START Dataset extract
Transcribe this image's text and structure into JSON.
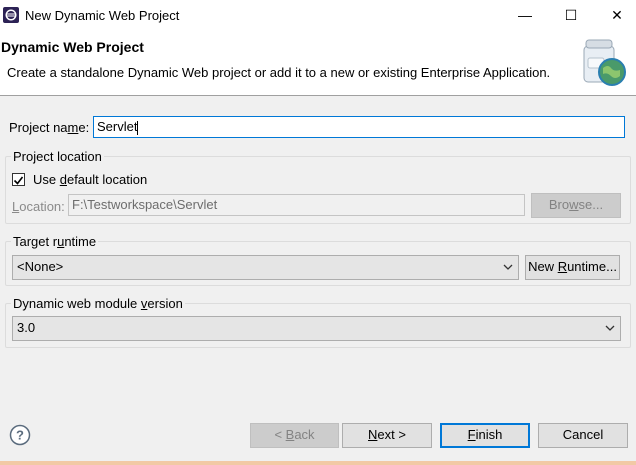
{
  "window": {
    "title": "New Dynamic Web Project",
    "minimize_glyph": "—",
    "maximize_glyph": "☐",
    "close_glyph": "✕"
  },
  "header": {
    "title": "Dynamic Web Project",
    "description": "Create a standalone Dynamic Web project or add it to a new or existing Enterprise Application."
  },
  "project_name": {
    "label_pre": "Project na",
    "label_mnemonic": "m",
    "label_post": "e:",
    "value": "Servlet"
  },
  "project_location": {
    "group_title": "Project location",
    "use_default_pre": "Use ",
    "use_default_mnemonic": "d",
    "use_default_post": "efault location",
    "use_default_checked": true,
    "location_mnemonic": "L",
    "location_post": "ocation:",
    "location_value": "F:\\Testworkspace\\Servlet",
    "browse_pre": "Bro",
    "browse_mnemonic": "w",
    "browse_post": "se..."
  },
  "target_runtime": {
    "group_title_pre": "Target r",
    "group_title_mnemonic": "u",
    "group_title_post": "ntime",
    "selected": "<None>",
    "new_runtime_pre": "New ",
    "new_runtime_mnemonic": "R",
    "new_runtime_post": "untime..."
  },
  "module_version": {
    "group_title_pre": "Dynamic web module ",
    "group_title_mnemonic": "v",
    "group_title_post": "ersion",
    "selected": "3.0"
  },
  "buttons": {
    "back_pre": "< ",
    "back_mnemonic": "B",
    "back_post": "ack",
    "next_mnemonic": "N",
    "next_post": "ext >",
    "finish_mnemonic": "F",
    "finish_post": "inish",
    "cancel": "Cancel"
  },
  "icons": {
    "app": "eclipse-icon",
    "header": "web-project-jar-globe-icon",
    "help": "help-icon"
  },
  "colors": {
    "focus_blue": "#0078d7",
    "header_bg": "#ffffff",
    "body_bg": "#f0f0f0"
  }
}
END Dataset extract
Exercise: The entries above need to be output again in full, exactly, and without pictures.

Response area:
Transcribe this image's text and structure into JSON.
{
  "window": {
    "title": "New Dynamic Web Project",
    "minimize_glyph": "—",
    "maximize_glyph": "☐",
    "close_glyph": "✕"
  },
  "header": {
    "title": "Dynamic Web Project",
    "description": "Create a standalone Dynamic Web project or add it to a new or existing Enterprise Application."
  },
  "project_name": {
    "label_pre": "Project na",
    "label_mnemonic": "m",
    "label_post": "e:",
    "value": "Servlet"
  },
  "project_location": {
    "group_title": "Project location",
    "use_default_pre": "Use ",
    "use_default_mnemonic": "d",
    "use_default_post": "efault location",
    "use_default_checked": true,
    "location_mnemonic": "L",
    "location_post": "ocation:",
    "location_value": "F:\\Testworkspace\\Servlet",
    "browse_pre": "Bro",
    "browse_mnemonic": "w",
    "browse_post": "se..."
  },
  "target_runtime": {
    "group_title_pre": "Target r",
    "group_title_mnemonic": "u",
    "group_title_post": "ntime",
    "selected": "<None>",
    "new_runtime_pre": "New ",
    "new_runtime_mnemonic": "R",
    "new_runtime_post": "untime..."
  },
  "module_version": {
    "group_title_pre": "Dynamic web module ",
    "group_title_mnemonic": "v",
    "group_title_post": "ersion",
    "selected": "3.0"
  },
  "buttons": {
    "back_pre": "< ",
    "back_mnemonic": "B",
    "back_post": "ack",
    "next_mnemonic": "N",
    "next_post": "ext >",
    "finish_mnemonic": "F",
    "finish_post": "inish",
    "cancel": "Cancel"
  },
  "icons": {
    "app": "eclipse-icon",
    "header": "web-project-jar-globe-icon",
    "help": "help-icon"
  },
  "colors": {
    "focus_blue": "#0078d7",
    "header_bg": "#ffffff",
    "body_bg": "#f0f0f0"
  }
}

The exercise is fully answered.